* Problem details
An exact copy of every record is needed, with all pictures omitted.
:::
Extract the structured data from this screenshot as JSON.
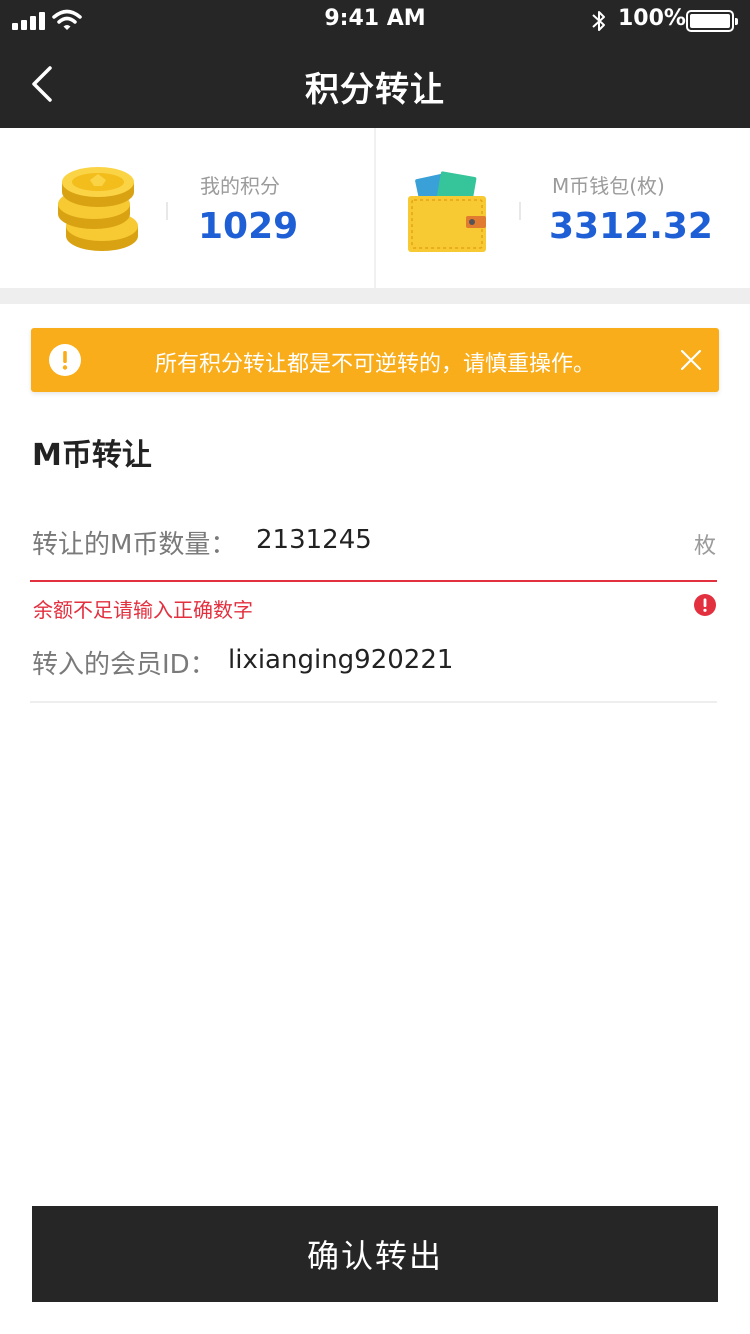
{
  "status_bar": {
    "time": "9:41 AM",
    "battery": "100%"
  },
  "header": {
    "title": "积分转让"
  },
  "summary": {
    "points_label": "我的积分",
    "points_value": "1029",
    "wallet_label": "M币钱包(枚)",
    "wallet_value": "3312.32"
  },
  "alert": {
    "message": "所有积分转让都是不可逆转的，请慎重操作。"
  },
  "section": {
    "title": "M币转让"
  },
  "form": {
    "amount_label": "转让的M币数量：",
    "amount_value": "2131245",
    "amount_unit": "枚",
    "amount_error": "余额不足请输入正确数字",
    "member_label": "转入的会员ID：",
    "member_value": "lixianging920221"
  },
  "confirm_button": "确认转出",
  "colors": {
    "accent": "#1f5fd6",
    "warning": "#f9ad1b",
    "error": "#e3303f",
    "dark": "#262626"
  }
}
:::
* Answer to this exercise
Extract the structured data from this screenshot as JSON.
{
  "status_bar": {
    "time": "9:41 AM",
    "battery": "100%"
  },
  "header": {
    "title": "积分转让"
  },
  "summary": {
    "points_label": "我的积分",
    "points_value": "1029",
    "wallet_label": "M币钱包(枚)",
    "wallet_value": "3312.32"
  },
  "alert": {
    "message": "所有积分转让都是不可逆转的，请慎重操作。"
  },
  "section": {
    "title": "M币转让"
  },
  "form": {
    "amount_label": "转让的M币数量：",
    "amount_value": "2131245",
    "amount_unit": "枚",
    "amount_error": "余额不足请输入正确数字",
    "member_label": "转入的会员ID：",
    "member_value": "lixianging920221"
  },
  "confirm_button": "确认转出",
  "colors": {
    "accent": "#1f5fd6",
    "warning": "#f9ad1b",
    "error": "#e3303f",
    "dark": "#262626"
  }
}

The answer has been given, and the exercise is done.